Data about app and page elements
....................
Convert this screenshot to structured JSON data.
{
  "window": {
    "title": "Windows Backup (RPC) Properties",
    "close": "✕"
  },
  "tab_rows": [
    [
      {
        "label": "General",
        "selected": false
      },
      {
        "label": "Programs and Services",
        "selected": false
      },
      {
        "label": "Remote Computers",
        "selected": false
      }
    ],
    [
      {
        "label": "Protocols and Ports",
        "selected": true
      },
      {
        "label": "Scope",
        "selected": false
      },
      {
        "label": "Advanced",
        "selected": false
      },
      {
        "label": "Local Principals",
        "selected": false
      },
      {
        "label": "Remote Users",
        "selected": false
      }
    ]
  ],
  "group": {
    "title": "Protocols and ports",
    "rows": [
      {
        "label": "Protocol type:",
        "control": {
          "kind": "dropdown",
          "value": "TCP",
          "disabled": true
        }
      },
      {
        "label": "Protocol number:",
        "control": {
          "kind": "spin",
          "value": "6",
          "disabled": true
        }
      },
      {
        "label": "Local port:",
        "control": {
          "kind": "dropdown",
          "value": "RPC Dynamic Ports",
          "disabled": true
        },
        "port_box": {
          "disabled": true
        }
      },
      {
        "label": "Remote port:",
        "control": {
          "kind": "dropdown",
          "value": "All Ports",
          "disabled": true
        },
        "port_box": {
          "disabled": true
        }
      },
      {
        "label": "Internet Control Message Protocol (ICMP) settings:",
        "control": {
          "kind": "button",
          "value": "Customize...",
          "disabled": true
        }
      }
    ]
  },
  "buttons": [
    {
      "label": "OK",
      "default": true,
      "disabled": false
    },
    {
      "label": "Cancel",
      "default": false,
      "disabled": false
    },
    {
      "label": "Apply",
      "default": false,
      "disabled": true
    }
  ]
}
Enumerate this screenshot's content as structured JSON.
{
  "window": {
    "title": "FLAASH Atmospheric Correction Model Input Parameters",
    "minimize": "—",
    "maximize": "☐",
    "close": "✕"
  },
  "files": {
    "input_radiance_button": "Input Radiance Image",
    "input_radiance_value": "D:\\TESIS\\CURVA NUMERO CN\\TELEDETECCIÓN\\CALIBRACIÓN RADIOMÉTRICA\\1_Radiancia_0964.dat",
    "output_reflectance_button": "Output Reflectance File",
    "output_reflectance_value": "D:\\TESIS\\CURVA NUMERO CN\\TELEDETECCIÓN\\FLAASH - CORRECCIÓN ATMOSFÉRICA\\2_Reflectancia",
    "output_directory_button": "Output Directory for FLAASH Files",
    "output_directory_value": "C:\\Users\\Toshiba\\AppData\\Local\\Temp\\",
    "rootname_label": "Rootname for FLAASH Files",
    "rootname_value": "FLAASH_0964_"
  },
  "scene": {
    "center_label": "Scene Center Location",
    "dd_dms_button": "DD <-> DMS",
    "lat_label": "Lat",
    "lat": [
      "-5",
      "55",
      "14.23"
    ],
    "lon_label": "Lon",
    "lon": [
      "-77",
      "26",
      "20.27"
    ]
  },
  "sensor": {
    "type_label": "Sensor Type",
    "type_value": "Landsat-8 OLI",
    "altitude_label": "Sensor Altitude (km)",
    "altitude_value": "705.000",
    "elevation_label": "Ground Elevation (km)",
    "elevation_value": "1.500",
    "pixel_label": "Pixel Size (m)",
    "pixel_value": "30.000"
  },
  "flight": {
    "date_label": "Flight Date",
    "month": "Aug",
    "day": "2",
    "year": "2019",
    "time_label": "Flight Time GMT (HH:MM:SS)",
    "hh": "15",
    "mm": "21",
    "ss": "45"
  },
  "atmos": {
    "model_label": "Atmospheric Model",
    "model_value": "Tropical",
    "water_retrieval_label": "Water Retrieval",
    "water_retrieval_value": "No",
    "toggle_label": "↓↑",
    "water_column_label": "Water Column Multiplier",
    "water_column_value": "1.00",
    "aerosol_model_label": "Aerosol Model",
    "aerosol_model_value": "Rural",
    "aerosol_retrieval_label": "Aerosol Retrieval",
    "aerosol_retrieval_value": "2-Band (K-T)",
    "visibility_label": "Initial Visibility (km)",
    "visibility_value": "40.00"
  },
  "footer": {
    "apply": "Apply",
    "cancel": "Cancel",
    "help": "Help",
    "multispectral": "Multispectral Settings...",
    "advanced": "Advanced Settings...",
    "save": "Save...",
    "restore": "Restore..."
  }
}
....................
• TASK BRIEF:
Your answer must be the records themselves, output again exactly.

• RESPONSE TO THE TASK:
Convert this screenshot to structured JSON data.
{
  "window": {
    "title": "Windows Backup (RPC) Properties",
    "close": "✕"
  },
  "tab_rows": [
    [
      {
        "label": "General",
        "selected": false
      },
      {
        "label": "Programs and Services",
        "selected": false
      },
      {
        "label": "Remote Computers",
        "selected": false
      }
    ],
    [
      {
        "label": "Protocols and Ports",
        "selected": true
      },
      {
        "label": "Scope",
        "selected": false
      },
      {
        "label": "Advanced",
        "selected": false
      },
      {
        "label": "Local Principals",
        "selected": false
      },
      {
        "label": "Remote Users",
        "selected": false
      }
    ]
  ],
  "group": {
    "title": "Protocols and ports",
    "rows": [
      {
        "label": "Protocol type:",
        "control": {
          "kind": "dropdown",
          "value": "TCP",
          "disabled": true
        }
      },
      {
        "label": "Protocol number:",
        "control": {
          "kind": "spin",
          "value": "6",
          "disabled": true
        }
      },
      {
        "label": "Local port:",
        "control": {
          "kind": "dropdown",
          "value": "RPC Dynamic Ports",
          "disabled": true
        },
        "port_box": {
          "disabled": true
        }
      },
      {
        "label": "Remote port:",
        "control": {
          "kind": "dropdown",
          "value": "All Ports",
          "disabled": true
        },
        "port_box": {
          "disabled": true
        }
      },
      {
        "label": "Internet Control Message Protocol (ICMP) settings:",
        "control": {
          "kind": "button",
          "value": "Customize...",
          "disabled": true
        }
      }
    ]
  },
  "buttons": [
    {
      "label": "OK",
      "default": true,
      "disabled": false
    },
    {
      "label": "Cancel",
      "default": false,
      "disabled": false
    },
    {
      "label": "Apply",
      "default": false,
      "disabled": true
    }
  ]
}
Enumerate this screenshot's content as structured JSON.
{
  "window": {
    "title": "FLAASH Atmospheric Correction Model Input Parameters",
    "minimize": "—",
    "maximize": "☐",
    "close": "✕"
  },
  "files": {
    "input_radiance_button": "Input Radiance Image",
    "input_radiance_value": "D:\\TESIS\\CURVA NUMERO CN\\TELEDETECCIÓN\\CALIBRACIÓN RADIOMÉTRICA\\1_Radiancia_0964.dat",
    "output_reflectance_button": "Output Reflectance File",
    "output_reflectance_value": "D:\\TESIS\\CURVA NUMERO CN\\TELEDETECCIÓN\\FLAASH - CORRECCIÓN ATMOSFÉRICA\\2_Reflectancia",
    "output_directory_button": "Output Directory for FLAASH Files",
    "output_directory_value": "C:\\Users\\Toshiba\\AppData\\Local\\Temp\\",
    "rootname_label": "Rootname for FLAASH Files",
    "rootname_value": "FLAASH_0964_"
  },
  "scene": {
    "center_label": "Scene Center Location",
    "dd_dms_button": "DD <-> DMS",
    "lat_label": "Lat",
    "lat": [
      "-5",
      "55",
      "14.23"
    ],
    "lon_label": "Lon",
    "lon": [
      "-77",
      "26",
      "20.27"
    ]
  },
  "sensor": {
    "type_label": "Sensor Type",
    "type_value": "Landsat-8 OLI",
    "altitude_label": "Sensor Altitude (km)",
    "altitude_value": "705.000",
    "elevation_label": "Ground Elevation (km)",
    "elevation_value": "1.500",
    "pixel_label": "Pixel Size (m)",
    "pixel_value": "30.000"
  },
  "flight": {
    "date_label": "Flight Date",
    "month": "Aug",
    "day": "2",
    "year": "2019",
    "time_label": "Flight Time GMT (HH:MM:SS)",
    "hh": "15",
    "mm": "21",
    "ss": "45"
  },
  "atmos": {
    "model_label": "Atmospheric Model",
    "model_value": "Tropical",
    "water_retrieval_label": "Water Retrieval",
    "water_retrieval_value": "No",
    "toggle_label": "↓↑",
    "water_column_label": "Water Column Multiplier",
    "water_column_value": "1.00",
    "aerosol_model_label": "Aerosol Model",
    "aerosol_model_value": "Rural",
    "aerosol_retrieval_label": "Aerosol Retrieval",
    "aerosol_retrieval_value": "2-Band (K-T)",
    "visibility_label": "Initial Visibility (km)",
    "visibility_value": "40.00"
  },
  "footer": {
    "apply": "Apply",
    "cancel": "Cancel",
    "help": "Help",
    "multispectral": "Multispectral Settings...",
    "advanced": "Advanced Settings...",
    "save": "Save...",
    "restore": "Restore..."
  }
}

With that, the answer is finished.